The appellants sold several head of cattle and sheep which belonged to the deceased on July 24. Immediately before that day they did not have any cattle. They had acquired possession of deceased’s stolen cattle and sheep. Muiruri’s claim that he had bought nine head of cattle at an auction in 1977 could not but be false as also that the brand mark of the sheep was his clan.
Equally false must also be Waweru’s unsworn statement that the seller of cows and sheep was Muiruri only. They both sold and they both issued receipts to the purchasers for them. For the same reason equally false also was Muiruri’s unsworn statement that the cows were his property which he was selling. Also for the same reason equally false was waweru’s unsworn statement that he bought a cow from Muiruri for Kshs 1,000 and that Muiruri’s five sheep got mixed with his cows three days later on December 18, 1980.
The finding of a mattress and a big stone near the deceased’s skull corroborated Muiruri and Waweru’s statements, and also Waweru’s charge and caution statement for he said it was the same as his inquiry statement.
We have looked for corroboration as related, always advisable to do so, because the appellants repudiated heir statements. Both appellants were found in possession of the deceased’s clothing about four and a half months after the estimated date of his death. In John Macharia Gichoi v Republic Cr App 20 of 1982 we said tat in the circumstances of the case a period of three months was not so great as to exclude the presumption that the accused was the thief rather than guilty as receiver. Here also, in all the circumstances of the case, in particular the attendant features to which we have expressly drawn attention we do not consider the period of four and a half months was so great as to exclude the presumption that the appellants stole the deceased’s cattle and sheep.

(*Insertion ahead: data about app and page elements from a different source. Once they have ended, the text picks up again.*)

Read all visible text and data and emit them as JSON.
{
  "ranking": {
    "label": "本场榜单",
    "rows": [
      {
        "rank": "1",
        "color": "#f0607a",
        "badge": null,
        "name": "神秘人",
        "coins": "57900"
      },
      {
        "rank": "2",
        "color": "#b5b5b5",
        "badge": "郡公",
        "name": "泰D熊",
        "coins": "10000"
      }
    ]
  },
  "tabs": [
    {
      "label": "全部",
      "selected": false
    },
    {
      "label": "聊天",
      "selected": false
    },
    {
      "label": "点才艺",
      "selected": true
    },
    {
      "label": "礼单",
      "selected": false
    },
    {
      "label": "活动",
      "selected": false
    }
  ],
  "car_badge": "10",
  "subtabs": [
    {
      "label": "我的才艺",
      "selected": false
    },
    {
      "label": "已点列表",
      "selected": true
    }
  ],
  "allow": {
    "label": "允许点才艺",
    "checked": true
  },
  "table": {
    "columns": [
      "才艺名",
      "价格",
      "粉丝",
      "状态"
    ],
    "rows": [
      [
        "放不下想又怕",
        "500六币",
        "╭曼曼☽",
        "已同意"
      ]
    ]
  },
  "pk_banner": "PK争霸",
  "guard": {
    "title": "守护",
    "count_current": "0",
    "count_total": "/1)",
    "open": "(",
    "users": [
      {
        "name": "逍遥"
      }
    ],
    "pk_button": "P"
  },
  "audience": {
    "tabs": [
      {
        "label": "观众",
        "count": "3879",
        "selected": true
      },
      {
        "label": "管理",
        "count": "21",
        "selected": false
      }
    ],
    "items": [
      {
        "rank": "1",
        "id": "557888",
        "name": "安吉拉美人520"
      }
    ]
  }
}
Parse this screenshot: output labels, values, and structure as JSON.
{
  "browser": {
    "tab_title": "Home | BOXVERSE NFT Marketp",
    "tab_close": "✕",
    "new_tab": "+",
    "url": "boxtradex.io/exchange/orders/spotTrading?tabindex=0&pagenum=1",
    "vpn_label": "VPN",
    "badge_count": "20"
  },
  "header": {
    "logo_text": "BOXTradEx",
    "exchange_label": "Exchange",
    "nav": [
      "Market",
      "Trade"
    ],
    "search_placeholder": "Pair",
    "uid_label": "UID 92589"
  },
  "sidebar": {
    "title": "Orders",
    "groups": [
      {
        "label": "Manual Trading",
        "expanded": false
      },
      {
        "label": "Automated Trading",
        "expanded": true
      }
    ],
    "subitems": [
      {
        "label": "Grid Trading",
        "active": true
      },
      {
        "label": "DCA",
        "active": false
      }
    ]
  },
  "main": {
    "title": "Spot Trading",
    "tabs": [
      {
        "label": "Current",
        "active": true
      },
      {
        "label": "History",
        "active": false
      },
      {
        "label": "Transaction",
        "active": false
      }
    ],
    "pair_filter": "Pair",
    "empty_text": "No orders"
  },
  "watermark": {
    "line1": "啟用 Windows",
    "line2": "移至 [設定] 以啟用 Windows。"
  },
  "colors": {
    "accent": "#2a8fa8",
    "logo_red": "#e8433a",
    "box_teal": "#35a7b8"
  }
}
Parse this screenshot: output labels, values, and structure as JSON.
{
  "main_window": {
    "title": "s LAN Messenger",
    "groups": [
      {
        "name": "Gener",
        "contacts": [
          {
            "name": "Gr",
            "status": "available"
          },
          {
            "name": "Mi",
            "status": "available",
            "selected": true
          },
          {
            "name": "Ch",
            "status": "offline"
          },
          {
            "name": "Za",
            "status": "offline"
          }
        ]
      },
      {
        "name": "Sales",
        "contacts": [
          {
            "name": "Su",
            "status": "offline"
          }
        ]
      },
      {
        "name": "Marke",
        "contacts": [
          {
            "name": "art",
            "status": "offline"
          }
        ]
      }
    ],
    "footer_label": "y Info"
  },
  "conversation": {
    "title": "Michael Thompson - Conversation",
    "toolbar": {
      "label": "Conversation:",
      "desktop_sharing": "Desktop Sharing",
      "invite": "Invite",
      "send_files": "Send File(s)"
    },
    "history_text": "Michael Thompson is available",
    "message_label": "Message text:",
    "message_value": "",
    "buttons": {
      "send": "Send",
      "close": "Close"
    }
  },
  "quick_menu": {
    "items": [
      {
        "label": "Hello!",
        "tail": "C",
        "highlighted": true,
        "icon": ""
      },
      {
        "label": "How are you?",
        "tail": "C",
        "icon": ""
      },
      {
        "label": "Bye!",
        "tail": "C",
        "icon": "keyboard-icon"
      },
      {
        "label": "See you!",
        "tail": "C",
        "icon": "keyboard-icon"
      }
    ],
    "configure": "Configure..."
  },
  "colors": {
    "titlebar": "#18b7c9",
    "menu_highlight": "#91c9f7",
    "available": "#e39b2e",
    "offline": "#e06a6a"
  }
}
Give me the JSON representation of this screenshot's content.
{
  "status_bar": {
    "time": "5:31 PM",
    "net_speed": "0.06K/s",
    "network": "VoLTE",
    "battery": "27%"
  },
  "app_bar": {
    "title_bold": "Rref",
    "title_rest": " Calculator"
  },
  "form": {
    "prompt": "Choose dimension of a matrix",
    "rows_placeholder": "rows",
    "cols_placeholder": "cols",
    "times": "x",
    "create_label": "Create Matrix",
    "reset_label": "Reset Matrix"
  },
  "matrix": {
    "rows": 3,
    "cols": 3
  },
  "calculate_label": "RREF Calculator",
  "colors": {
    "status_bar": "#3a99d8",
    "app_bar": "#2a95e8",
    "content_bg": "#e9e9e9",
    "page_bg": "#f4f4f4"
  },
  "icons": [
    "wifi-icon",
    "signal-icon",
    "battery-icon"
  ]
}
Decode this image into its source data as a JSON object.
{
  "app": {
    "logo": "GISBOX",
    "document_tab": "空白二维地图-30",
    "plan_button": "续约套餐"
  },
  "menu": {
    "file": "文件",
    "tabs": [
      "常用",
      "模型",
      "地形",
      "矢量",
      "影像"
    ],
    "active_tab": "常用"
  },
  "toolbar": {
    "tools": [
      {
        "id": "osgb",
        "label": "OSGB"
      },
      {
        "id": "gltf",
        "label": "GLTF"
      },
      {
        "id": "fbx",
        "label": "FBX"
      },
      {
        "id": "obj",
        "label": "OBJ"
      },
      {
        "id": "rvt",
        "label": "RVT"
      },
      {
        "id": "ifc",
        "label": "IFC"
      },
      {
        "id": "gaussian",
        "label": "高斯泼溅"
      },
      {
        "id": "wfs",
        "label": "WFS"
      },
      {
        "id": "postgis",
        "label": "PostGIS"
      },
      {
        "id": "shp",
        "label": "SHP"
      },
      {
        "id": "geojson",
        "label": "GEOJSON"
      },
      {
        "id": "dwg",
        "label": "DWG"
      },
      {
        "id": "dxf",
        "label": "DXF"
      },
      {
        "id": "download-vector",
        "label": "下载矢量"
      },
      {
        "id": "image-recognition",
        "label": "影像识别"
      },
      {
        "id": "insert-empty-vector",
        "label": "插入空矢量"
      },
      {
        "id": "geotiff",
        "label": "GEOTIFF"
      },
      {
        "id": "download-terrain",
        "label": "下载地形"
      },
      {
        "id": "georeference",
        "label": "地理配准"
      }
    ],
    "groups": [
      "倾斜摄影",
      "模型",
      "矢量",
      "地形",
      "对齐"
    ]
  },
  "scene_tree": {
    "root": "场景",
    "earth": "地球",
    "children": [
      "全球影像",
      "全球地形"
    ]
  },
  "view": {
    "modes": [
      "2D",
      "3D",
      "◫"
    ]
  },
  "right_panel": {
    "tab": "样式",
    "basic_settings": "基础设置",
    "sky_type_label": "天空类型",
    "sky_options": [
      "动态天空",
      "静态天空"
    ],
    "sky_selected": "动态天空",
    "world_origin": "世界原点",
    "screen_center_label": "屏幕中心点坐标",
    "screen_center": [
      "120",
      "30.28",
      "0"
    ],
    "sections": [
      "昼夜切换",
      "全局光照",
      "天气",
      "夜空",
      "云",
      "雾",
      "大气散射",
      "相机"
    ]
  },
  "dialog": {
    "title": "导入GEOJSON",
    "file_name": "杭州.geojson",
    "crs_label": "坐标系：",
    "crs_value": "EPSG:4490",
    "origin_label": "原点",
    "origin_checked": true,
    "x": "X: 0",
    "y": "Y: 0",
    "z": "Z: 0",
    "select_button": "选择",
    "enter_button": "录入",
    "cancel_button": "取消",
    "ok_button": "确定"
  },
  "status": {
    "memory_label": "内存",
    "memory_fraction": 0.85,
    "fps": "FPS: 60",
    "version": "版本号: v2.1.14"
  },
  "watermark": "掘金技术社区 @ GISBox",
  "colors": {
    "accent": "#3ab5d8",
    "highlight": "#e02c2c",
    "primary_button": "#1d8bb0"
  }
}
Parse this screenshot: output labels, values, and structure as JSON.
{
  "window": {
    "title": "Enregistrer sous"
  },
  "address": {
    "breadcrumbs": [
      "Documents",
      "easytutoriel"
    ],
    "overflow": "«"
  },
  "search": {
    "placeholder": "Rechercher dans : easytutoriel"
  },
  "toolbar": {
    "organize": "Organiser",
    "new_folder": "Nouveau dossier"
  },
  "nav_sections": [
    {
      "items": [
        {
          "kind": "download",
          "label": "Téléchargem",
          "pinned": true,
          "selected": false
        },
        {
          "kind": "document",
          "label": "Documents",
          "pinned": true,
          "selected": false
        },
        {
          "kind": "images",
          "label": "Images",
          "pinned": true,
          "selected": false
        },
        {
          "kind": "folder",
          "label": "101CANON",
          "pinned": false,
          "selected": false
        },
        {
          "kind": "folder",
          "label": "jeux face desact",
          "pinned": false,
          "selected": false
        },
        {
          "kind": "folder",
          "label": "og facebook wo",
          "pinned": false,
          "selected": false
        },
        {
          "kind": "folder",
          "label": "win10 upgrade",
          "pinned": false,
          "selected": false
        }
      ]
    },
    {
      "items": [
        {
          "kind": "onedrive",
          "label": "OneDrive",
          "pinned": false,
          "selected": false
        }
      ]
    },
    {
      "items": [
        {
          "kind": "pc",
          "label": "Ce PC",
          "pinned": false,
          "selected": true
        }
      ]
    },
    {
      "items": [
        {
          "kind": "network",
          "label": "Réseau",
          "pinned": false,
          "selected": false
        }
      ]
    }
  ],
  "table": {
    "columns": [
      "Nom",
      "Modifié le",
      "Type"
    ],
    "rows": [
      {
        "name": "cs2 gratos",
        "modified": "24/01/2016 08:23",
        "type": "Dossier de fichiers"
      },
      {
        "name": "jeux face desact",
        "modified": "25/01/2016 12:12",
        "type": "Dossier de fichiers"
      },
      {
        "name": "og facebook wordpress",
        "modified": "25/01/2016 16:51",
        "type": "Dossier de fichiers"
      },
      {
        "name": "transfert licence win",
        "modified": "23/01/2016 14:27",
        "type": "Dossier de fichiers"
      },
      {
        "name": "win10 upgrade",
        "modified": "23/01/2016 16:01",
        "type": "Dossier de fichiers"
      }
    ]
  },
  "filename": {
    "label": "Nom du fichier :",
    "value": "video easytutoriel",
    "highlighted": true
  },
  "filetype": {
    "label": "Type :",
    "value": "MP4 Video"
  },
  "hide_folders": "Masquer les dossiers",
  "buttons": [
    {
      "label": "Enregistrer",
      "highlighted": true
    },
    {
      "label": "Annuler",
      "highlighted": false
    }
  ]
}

Both appellants said that they did not plan to kill the deceased, that their intention was to rob him of money only, and it was Karuga by himself who killed the deceased with the axe. If several persons combine for an unlawful purpose and one of the in the prosecution of it kills a man it is murder in all who are present whether they actually aided or abetted or not provided that the death was caused by the act of someone of the party in the course of his endeavors to effect the common object of the assembly.
The appellants and Karuga set out to rob the deceased. All three were armed. Assuming that it was Karuga who killed the deceased with his axe the appellants joined him to dispose of the body by throwing it into a pit, but changed their mind and threw it into the bush. Muiruri carried a big stone to throw it with the body into the pit. They brought the body out of the house. They were aiding Karuga in pursuance of common purpose to rob which resulted in the death of the deceased which was a probable consequence which could necessarily ensue as a result of their unlawful design to rob, and each of them is deemed to have committed the act as provided in Section 21 of the Penal Code. Their common intention may be inferred from their presence, their actions and the omission of either of them to disassociate himself from the assault R v Tabulayenka s/o Kirya (1943) 10 EACA 51.
Apart from the direct evidence of possession of the deceased’s stolen cattle and sheep and his garments by both appellants, the remaining circumstantial evidence was such to be explained only upon the hypothesis of the appellants’ guilt and incompatible with any other innocent explanation.
The three assessors were unanimously of the opinion that both appellants were guilty of murder. We agree.
The appellants were convicted and we order their appeals to be dismissed.
22 March 1983